“If robots do everything what are we going to do?”

            - Kindergarten student to Kai-Fu Lee, author of AI Superpowers

 

I was having coffee with a friend of mine who works in the world of Artificial Intelligence, otherwise known as “AI”.  He is an engineer and inventor and views AI through lens of a world of possibility; an incredible advancement that will free humankind from tedious work and enable us to find greater meaning and purpose in our work and in our lives.  He then went on to tell me that he sits on several regional and national boards looking at the impact of AI in the business and non-profit community and he is often dismayed that instead of viewing AI with his enthusiasm, these board members approach the future with fear – fear of lost jobs and shifting industries and humans displaced and feeling lost in this new world order. 

So which view is right?

In many ways, we don’t know, but what we do know is that AI is causing disruption. For example, The McKinsey Global Institute  estimates that, compared with the Industrial Revolution of the late 18th and early 19th centuries, AI’s disruption of society is happening ten times faster and at 300 times the scale. That means roughly 3000 times the impact.

And the HR field will not be spared. I was working with a business recently that was implementing a new HR system.  As part of the software demonstration, we were shown chatbots that can handle benefits enrollment and a predictive analytics feature that analyzed the data collected from different employee touchpoints with the system (i.e. attendance, performance feedback, leave usage, salary, training) and from this data suggested the likelihood that an employee was going to leave an organization, and what motivators might encourage them to stay. I watched the faces of several of the HR team members fall and heard one whisper to another, “well, there goes my job.”

Chatbots, predictive analytics, visual recognition, machine learning – and this is just the beginning. Artificial Intelligence will change the way we work and will likely shift the type of work we do away from algorithmic tasks (following a set of instructions down a defined path that leads to a single conclusion) towards more heuristic tasks (no instructions or defined path; requires creativity and experimentation with possibilities to complete the task). From this viewpoint, work will shift away from transactional tasks to focus on work that values those attributes that are inherently human – creativity, spontaneity, empathy, compassion, love. As my scientist friend said to me “only a human can read a face and instantly know the right thing to say; we will be free from transactions to focus on relationships.”

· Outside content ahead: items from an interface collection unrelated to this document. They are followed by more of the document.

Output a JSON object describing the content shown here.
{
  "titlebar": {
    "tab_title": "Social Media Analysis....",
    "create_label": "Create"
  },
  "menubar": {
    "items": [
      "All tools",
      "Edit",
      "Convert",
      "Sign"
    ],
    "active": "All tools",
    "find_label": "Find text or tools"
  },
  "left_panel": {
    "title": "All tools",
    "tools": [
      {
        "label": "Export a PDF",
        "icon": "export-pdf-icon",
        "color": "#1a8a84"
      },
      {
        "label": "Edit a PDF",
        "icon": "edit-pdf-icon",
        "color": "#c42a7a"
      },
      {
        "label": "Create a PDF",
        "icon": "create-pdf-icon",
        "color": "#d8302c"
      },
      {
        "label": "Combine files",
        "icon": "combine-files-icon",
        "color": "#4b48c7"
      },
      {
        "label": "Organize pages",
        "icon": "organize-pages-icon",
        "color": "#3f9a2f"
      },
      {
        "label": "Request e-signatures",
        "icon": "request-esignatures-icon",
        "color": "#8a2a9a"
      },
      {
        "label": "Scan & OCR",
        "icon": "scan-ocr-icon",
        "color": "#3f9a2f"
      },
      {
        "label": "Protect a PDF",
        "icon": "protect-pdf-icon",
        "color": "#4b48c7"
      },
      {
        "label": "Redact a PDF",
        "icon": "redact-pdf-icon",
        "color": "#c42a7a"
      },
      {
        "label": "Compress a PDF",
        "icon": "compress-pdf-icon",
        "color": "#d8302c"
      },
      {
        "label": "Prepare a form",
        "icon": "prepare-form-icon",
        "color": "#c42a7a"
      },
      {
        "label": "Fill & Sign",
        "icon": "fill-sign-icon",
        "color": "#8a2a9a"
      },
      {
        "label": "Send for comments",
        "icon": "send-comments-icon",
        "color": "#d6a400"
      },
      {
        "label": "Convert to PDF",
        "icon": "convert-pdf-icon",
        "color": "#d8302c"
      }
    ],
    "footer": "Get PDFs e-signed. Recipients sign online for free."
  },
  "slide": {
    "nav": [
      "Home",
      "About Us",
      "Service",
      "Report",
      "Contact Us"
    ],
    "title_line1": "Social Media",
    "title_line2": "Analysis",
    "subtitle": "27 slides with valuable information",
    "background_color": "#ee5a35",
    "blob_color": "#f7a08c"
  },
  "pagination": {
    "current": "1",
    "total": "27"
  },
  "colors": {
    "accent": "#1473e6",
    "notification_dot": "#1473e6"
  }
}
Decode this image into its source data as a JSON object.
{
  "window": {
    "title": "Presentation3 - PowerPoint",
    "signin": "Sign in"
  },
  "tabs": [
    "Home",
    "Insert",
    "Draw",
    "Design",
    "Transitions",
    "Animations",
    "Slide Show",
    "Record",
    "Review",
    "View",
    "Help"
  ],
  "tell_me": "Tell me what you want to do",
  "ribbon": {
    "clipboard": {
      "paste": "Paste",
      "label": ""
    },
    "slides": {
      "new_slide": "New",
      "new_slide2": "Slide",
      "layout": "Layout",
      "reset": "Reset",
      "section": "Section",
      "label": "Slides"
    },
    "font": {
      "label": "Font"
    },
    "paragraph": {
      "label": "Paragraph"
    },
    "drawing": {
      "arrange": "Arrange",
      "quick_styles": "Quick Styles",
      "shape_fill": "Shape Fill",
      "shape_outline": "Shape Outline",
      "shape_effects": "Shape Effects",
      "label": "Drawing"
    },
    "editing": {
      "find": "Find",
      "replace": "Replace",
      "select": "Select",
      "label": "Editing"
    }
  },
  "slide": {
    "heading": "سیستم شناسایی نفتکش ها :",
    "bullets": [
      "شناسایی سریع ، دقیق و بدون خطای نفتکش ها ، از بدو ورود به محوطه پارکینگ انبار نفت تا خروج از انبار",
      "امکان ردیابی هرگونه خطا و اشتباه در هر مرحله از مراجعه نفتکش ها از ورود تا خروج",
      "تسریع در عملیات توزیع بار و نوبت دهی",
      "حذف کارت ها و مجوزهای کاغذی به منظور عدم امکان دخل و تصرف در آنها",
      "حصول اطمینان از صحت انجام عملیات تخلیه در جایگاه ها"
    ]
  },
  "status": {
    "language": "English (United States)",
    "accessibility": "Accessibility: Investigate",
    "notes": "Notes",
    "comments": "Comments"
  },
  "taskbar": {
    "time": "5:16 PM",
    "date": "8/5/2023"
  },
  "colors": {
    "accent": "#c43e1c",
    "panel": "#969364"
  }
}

Is the workforce ready for this shift? And as an HR professional are you prepared to assist your organization with the change that is coming? As daunting as this change may be, it is important to take steps to assist your organization and your employees:

  1. Learn all you can about the anticipated impacts of